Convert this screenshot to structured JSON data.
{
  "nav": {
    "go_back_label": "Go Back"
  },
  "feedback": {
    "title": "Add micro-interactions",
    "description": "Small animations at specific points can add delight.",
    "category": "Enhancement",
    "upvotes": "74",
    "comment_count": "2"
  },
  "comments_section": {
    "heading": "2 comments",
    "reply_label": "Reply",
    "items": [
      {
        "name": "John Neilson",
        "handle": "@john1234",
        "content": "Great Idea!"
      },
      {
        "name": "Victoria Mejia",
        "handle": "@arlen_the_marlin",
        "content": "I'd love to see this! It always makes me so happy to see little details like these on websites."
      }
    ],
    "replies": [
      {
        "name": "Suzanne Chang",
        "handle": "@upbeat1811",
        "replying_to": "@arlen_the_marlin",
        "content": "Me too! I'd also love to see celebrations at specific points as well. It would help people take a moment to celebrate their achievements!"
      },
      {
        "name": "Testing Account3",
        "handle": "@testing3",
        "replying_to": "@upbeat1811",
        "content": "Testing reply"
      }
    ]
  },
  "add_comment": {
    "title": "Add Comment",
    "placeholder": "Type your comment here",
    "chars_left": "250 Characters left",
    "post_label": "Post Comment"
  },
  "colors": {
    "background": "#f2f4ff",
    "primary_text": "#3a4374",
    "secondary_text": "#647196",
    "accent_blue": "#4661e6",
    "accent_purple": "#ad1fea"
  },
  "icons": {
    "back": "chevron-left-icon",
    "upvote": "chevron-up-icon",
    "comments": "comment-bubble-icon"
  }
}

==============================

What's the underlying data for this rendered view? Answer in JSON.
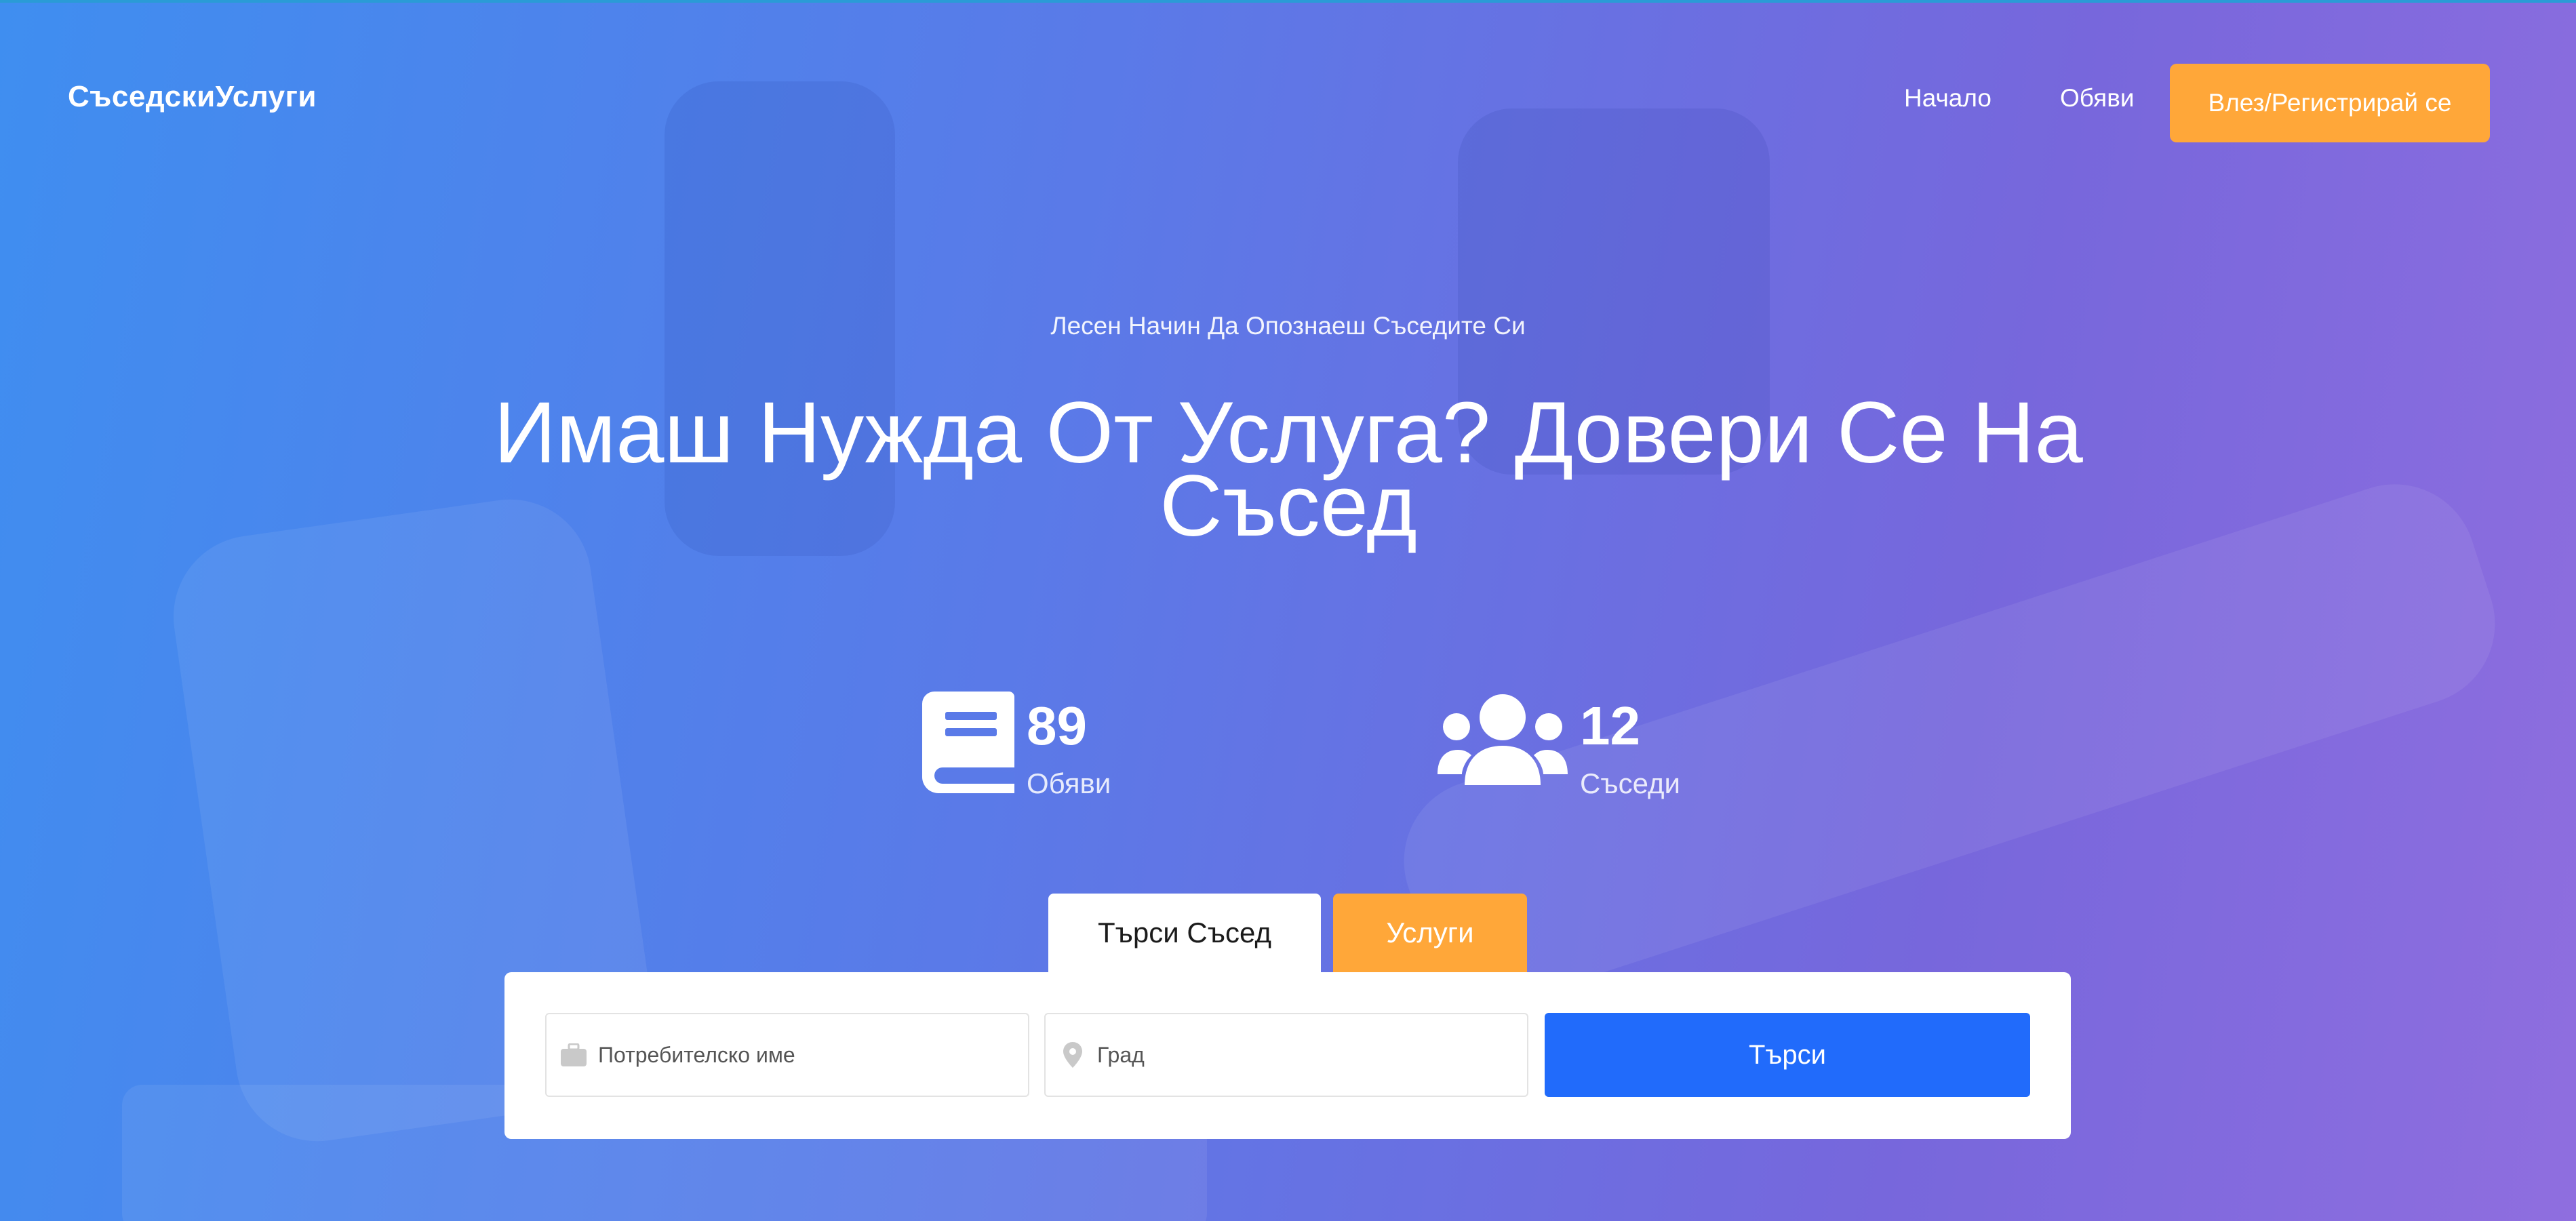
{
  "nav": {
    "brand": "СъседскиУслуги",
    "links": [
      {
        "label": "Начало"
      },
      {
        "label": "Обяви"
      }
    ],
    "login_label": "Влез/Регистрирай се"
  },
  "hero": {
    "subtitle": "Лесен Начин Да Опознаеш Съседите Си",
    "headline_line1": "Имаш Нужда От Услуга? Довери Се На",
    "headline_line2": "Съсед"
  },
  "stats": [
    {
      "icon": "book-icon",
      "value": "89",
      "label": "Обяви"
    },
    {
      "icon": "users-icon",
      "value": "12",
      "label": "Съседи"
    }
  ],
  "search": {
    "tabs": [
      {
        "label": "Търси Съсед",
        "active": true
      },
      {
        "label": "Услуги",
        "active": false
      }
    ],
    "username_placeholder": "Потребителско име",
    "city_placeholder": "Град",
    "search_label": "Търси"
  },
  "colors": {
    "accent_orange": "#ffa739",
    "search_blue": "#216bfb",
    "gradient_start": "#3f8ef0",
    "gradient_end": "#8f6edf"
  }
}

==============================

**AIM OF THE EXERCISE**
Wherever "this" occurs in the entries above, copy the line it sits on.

**SOLUTION TO THE EXERCISE**
Convert this screenshot to structured JSON data.
        "content": "I'd love to see this! It always makes me so happy to see little details like these on websites."
What's the underlying data for this rendered view? Answer in JSON.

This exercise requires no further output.